A must for everyone involved in supporting vulnerable people.
Clear and easy to use. I would recommend using the transcript as the audio drops quite frequently missing key words out
Informative and interesting
I enjoyed the short course, it summarised the key points to what is a very complex subject.
It's really useful
This user gave this course a rating of 5/5 stars
This very important issue clarified.
I think that understanding mental capacity is a very important part of what we do and that constant refresher courses are vital. Judging mental capacity and helping the people we support to make decisions is a difficult task and we need to be confident that we are basing our decisions on the major principles and in the supportive ethos of the NAS. This training is important in guiding our actions and also in helping us to ensure that our choices are backed up with the appropriate paperwork. Another positive aspect to the training is that by understanding good practice, we may feel more confident in challenging a situation where we may feel that a person is not at the centre of decisions made for them.
Very easy to understand
This user gave this course a rating of 5/5 stars
Good information delivered in a professional and easy to understand format.
Why is this training important?
It's important that you comply with the law and know the ways in which it affects you and the way you work.
Familiarising yourself or your staff with The Mental Capacity Act 2005 is essential for anyone working in Care, Education, or any other profession in which it is likely that you may have to make judgements about the mental capacity of a person in your care.
The Mental Capacity Act (MCA) is designed to protect and empower individuals who may lack the mental capacity to make their own decisions about their care and treatment. It is a law that applies to individuals aged 16 and over.
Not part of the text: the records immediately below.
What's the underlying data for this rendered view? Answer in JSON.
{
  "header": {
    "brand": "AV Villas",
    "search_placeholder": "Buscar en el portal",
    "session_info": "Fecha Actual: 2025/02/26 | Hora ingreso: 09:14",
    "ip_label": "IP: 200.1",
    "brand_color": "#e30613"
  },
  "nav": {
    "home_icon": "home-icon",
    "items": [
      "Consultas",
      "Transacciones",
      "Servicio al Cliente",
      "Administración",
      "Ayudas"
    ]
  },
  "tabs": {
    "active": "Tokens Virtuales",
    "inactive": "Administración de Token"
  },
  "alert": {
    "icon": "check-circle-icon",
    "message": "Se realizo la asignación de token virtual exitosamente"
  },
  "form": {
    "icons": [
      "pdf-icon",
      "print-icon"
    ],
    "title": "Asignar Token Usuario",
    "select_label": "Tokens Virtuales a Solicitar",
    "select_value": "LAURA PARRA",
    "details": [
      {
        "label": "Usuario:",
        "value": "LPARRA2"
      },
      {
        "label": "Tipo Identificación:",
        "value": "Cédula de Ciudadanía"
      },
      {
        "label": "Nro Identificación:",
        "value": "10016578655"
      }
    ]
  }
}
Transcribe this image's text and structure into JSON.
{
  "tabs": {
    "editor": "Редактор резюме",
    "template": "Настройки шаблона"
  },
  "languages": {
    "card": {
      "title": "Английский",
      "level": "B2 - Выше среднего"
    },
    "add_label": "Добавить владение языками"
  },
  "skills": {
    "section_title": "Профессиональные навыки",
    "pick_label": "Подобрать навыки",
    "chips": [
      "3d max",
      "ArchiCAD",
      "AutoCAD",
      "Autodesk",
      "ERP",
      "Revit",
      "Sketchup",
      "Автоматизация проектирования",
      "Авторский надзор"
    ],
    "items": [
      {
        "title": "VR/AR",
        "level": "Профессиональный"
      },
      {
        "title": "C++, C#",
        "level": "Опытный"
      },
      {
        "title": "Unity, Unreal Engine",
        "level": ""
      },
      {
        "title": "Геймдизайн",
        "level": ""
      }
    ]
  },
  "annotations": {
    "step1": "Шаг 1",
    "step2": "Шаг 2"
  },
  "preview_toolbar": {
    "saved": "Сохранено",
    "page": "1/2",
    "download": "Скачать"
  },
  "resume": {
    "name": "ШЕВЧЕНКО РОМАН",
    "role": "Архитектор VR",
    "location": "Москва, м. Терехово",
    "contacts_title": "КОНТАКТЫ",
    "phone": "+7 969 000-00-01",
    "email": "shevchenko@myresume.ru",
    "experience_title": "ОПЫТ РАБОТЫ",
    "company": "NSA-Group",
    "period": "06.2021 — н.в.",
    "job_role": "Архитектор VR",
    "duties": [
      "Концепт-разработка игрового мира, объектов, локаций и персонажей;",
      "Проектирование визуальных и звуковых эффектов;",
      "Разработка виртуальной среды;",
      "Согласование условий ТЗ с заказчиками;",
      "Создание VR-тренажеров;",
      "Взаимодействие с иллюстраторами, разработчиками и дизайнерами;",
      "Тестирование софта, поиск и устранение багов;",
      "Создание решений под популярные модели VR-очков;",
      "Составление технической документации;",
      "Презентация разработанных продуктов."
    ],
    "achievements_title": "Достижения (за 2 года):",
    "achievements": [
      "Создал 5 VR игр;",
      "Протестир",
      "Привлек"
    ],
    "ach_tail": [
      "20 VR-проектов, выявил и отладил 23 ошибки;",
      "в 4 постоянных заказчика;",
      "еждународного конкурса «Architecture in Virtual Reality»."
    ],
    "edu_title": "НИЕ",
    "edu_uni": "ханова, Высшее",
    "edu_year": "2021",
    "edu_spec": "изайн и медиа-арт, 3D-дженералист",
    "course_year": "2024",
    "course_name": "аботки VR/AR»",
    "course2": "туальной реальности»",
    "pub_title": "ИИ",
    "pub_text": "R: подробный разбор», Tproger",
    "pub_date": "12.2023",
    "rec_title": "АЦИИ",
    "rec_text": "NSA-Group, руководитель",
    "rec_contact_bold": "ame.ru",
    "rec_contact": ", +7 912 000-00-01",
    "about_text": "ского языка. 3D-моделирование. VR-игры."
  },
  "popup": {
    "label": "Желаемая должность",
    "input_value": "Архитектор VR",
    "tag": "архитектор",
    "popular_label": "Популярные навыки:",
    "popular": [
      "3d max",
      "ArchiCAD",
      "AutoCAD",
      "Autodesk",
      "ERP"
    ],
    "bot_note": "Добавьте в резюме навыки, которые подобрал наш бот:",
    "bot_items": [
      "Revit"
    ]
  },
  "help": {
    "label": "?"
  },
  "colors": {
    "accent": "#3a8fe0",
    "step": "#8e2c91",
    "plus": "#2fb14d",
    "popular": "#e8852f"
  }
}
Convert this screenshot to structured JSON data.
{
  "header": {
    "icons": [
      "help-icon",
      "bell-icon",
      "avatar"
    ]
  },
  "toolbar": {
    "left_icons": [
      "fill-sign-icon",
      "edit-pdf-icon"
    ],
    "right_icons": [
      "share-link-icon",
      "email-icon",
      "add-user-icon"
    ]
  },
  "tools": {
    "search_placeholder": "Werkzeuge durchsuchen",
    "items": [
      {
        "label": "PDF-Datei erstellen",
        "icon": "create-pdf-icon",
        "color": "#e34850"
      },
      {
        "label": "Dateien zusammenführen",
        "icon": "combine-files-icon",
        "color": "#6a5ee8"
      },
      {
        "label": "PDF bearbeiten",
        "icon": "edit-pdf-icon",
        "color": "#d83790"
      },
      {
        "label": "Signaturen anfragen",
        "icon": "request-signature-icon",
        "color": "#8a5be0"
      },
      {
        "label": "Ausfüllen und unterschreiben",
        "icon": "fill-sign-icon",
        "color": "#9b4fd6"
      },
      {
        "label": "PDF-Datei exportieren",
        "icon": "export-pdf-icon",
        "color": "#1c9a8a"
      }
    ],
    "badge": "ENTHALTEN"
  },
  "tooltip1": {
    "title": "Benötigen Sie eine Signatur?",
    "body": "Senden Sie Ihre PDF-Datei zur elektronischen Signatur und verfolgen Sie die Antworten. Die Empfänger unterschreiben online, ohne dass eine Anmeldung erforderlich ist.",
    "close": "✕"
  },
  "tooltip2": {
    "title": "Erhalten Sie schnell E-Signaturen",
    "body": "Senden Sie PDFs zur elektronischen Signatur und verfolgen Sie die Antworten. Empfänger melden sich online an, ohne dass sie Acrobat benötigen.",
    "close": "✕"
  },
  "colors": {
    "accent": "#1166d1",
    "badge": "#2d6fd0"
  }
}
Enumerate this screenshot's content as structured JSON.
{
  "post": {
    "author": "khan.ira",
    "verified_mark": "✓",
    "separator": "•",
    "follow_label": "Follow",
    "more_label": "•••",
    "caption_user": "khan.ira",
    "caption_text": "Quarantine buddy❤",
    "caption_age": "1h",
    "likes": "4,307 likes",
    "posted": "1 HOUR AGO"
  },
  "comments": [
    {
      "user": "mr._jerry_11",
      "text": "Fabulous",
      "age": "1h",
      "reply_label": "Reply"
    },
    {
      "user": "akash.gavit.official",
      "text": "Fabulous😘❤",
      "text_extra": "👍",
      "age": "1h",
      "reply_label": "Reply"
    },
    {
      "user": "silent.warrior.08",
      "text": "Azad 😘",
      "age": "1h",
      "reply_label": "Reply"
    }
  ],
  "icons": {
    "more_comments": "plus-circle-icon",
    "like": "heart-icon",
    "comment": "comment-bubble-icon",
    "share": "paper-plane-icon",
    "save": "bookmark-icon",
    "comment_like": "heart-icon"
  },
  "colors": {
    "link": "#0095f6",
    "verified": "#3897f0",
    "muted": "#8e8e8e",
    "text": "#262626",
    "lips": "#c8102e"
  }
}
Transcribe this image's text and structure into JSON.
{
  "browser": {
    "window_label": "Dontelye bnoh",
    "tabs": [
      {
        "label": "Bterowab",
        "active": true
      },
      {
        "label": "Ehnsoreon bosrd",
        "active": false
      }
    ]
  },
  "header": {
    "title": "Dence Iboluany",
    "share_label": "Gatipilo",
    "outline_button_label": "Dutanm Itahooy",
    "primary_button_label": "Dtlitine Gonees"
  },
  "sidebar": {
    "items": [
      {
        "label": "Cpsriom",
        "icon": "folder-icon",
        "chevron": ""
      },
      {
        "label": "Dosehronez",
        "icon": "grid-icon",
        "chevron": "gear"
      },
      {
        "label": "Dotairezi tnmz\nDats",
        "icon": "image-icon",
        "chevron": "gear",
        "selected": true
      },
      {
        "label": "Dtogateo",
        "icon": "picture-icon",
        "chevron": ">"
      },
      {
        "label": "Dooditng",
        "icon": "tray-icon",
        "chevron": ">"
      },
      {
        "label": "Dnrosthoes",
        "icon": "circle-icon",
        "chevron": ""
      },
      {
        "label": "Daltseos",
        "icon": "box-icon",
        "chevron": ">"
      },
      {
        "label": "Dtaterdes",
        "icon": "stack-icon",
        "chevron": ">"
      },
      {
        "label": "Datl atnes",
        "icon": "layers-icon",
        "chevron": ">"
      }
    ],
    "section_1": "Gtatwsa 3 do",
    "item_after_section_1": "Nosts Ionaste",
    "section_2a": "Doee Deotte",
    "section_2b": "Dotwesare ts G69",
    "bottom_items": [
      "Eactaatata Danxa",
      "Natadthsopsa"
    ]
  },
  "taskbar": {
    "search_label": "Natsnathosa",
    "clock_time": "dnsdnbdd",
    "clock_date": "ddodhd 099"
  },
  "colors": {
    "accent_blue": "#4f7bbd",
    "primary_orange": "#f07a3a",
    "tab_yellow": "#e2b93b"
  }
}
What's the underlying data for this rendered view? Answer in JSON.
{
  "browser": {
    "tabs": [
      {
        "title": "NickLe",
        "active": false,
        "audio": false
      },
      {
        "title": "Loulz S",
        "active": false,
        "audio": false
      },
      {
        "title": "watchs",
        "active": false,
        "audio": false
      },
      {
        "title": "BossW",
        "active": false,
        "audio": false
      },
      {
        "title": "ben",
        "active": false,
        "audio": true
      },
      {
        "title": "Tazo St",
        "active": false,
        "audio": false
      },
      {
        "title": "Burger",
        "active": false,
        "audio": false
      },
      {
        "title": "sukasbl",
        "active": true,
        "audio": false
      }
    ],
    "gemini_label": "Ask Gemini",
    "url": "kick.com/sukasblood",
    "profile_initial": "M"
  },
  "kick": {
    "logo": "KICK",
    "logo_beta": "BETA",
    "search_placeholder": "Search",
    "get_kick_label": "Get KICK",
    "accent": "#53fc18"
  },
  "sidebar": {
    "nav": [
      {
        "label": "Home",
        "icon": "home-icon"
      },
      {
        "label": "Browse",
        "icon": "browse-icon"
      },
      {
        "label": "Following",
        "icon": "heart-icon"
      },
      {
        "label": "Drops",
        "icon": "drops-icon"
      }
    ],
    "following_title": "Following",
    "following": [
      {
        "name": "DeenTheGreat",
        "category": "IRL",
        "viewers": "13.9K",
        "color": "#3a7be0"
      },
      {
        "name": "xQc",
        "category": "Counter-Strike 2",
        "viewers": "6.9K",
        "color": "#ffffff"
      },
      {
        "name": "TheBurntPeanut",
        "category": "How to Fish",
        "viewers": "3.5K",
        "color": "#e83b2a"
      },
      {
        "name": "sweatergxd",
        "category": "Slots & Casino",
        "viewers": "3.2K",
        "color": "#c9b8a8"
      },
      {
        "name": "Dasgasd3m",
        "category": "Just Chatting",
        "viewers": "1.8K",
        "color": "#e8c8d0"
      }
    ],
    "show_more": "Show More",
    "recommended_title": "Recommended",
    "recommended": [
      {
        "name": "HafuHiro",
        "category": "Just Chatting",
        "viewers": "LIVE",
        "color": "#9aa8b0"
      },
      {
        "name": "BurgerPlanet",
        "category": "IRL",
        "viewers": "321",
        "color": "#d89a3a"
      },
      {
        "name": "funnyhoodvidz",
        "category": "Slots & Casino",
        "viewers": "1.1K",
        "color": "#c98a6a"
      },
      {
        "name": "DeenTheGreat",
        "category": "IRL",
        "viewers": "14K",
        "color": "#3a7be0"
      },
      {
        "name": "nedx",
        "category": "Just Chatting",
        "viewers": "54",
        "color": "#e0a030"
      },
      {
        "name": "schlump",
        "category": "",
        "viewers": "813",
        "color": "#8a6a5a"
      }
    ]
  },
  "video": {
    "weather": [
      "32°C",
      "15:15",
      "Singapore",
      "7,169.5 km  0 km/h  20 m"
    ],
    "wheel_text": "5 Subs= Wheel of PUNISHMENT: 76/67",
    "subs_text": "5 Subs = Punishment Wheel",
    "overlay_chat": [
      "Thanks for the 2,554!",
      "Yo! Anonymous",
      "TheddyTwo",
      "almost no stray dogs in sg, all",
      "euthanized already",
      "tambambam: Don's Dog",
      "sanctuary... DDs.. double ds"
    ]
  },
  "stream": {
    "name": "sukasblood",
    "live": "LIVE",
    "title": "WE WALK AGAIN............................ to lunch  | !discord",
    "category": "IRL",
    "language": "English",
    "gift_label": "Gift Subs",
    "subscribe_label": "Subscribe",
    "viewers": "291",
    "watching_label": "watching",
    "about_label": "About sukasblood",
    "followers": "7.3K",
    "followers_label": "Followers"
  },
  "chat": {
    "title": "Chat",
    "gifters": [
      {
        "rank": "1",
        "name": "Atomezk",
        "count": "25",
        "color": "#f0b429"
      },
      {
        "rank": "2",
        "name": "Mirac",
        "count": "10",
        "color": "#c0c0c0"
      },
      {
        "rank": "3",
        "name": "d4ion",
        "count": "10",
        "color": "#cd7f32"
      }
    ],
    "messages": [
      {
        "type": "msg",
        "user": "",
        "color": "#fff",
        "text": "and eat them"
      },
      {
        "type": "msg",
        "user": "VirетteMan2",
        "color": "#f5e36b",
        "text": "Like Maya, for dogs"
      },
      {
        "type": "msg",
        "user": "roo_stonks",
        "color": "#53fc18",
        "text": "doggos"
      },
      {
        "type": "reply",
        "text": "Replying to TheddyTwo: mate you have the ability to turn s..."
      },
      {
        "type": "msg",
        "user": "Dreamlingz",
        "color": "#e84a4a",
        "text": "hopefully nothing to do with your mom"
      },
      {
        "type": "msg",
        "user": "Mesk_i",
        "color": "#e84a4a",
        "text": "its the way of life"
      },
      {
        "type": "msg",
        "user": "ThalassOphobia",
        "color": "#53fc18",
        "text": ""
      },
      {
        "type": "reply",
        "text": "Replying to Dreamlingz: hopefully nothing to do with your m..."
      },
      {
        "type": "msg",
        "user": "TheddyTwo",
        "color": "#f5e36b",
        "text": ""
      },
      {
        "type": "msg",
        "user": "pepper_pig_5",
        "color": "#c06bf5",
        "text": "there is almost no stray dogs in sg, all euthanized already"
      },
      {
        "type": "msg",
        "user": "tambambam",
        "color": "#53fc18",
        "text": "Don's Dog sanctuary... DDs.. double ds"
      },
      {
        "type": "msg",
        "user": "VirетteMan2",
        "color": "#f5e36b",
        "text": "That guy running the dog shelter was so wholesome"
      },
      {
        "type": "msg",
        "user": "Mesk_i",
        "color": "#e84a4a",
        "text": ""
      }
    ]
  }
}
If you can’t make decisions for yourself because you don’t have the mental capacity to make them, the Mental Capacity Act 2005 tells you what you can do to plan ahead, how you can ask someone else to make decisions for you and who can make decisions for you if you haven't planned ahead.